When I created this blog, I promised more Torah than politics, but the election kind of got in the way. So now that the dust is beginning to settle, I expected to find something in Torah or our liturgy or some other issue of Jewish interest to chew on. But guess what? I looked in one and still found the other.
While the Torah reading of Dina is still 3 weeks away, I've been asked to chant it at my synagogue, so I started preparing this afternoon. After all the times I've read it and chanted it and taught it, I found something new there today that deserves noting.
To summarize: Jacob's daughter Dina wants to take a stroll in the town where her family has just settled, to see what's going on. The prince of the town, son of the ruler and apparently the real power in that family, sees her, "takes her and humbles her." Presumably, he rapes her. He takes her to his home and goes to her family with his father to demand her hand in marriage. Enraged that their sister has been defiled, the brothers plan their revenge. They say that their sister will not be given in marriage to anyone uncircumcised. Further, if the prince and his father want their families to intermarry, all the men of the town will have to be circumcised as well. Fine, say the men of the town. (And privately, the prince and his father make the circumcision attractive because it will be the way they will acquire the wealth Jacob and his sons have brought to town.)
The men are circumcised, and when they are weakened, Dina's brothers Shimon and Levi attack the town, killing all the men. They find their sister and take her home. Not a pretty story.
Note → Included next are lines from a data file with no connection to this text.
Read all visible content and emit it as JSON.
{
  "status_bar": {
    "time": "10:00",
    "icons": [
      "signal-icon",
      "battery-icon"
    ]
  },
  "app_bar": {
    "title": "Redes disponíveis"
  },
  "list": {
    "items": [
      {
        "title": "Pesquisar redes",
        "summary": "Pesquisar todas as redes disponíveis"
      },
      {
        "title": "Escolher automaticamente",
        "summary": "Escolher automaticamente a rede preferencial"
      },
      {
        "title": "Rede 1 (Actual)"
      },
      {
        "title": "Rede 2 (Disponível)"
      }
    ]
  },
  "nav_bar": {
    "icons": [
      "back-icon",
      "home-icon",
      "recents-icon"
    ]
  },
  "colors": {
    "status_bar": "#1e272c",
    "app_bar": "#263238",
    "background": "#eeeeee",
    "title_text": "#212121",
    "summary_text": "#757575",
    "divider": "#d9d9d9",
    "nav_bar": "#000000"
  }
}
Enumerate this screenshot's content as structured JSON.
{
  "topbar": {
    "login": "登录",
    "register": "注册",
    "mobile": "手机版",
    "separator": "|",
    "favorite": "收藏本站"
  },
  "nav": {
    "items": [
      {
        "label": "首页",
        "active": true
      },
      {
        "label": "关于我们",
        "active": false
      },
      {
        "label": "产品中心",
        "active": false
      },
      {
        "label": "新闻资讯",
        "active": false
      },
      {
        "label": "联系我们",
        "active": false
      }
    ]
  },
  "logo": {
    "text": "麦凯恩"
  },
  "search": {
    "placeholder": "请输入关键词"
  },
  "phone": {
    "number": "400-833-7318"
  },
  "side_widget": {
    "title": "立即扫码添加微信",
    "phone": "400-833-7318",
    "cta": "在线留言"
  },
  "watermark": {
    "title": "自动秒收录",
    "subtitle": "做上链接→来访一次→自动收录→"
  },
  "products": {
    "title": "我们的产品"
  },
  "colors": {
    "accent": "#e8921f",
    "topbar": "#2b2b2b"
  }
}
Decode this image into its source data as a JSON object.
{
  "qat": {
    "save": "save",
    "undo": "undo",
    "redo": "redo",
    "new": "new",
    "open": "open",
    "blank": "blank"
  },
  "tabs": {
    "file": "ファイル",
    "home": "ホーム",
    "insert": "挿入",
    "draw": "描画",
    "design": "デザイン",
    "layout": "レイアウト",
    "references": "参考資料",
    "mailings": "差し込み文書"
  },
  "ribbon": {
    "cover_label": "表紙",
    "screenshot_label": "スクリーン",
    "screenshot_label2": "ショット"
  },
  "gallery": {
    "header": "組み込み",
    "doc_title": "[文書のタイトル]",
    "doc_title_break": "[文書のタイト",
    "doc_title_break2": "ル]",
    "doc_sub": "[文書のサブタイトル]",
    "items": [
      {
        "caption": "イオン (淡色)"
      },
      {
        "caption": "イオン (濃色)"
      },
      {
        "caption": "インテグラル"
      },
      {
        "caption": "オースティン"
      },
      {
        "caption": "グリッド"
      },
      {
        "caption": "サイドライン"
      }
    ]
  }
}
But here was the aha moment. Why did Shimon and Levi kill all the men in the town? Why not just exact their revenge on the rapist? The sons of Jacob despoiled the city because they had defiled their sister. (Gen. 34:27)
While it might be said that this is a desert style of vengeance - attack an entire city for the sin of one of its citizens - I think there's a much more profound lesson to be learned. In parashat Shoftim (in particular, Deuteronomy 21), we learn that if a corpse is found in a field between two cities, the elders of both cities must be brought to the field and attest to the fact that neither is responsible for the person's death. This is an important lesson about the nature of society and the role of leadership. It isn't necessary for the elders to ever have actually seen the individual - only to attest that their society was not one that would have let a stranger pass through without feeding and sheltering him. The elders take public responsibility for their cities. In the story of Dina, on the other hand, the people of the city seem to be held responsible for the actions of their prince.
Here's the lesson, then. Neither citizenry nor leadership can pass the buck and say they are not responsible for a failure of government. If leadership leads, really leads, the society will be such that the most vulnerable will be safe. If this society does not function so that all are safe, it is the leadership that is at fault, whether they ever lay eyes on the homeless or the hungry (although, if they never see the vulnerable, how can they say they are fit to lead?).
On the other hand, if the citizens of a city or a state or a country allow their leaders to be lazy or careless or corrupt, they will also be held accountable. Because a citizenry gets the leadership it deserves.
Government is thus a partnership, and sometimes we forget that. The people need to know its leaders are trustworthy and honest. The leadership needs to know its people will share in their vision. If leadership envisions a holy society and the people rebel, it's not the leaders who are at fault. But if the people demand a holy society and the leadership resists, the people have a responsibility to change leadership.
Who says there's no political wisdom in Torah?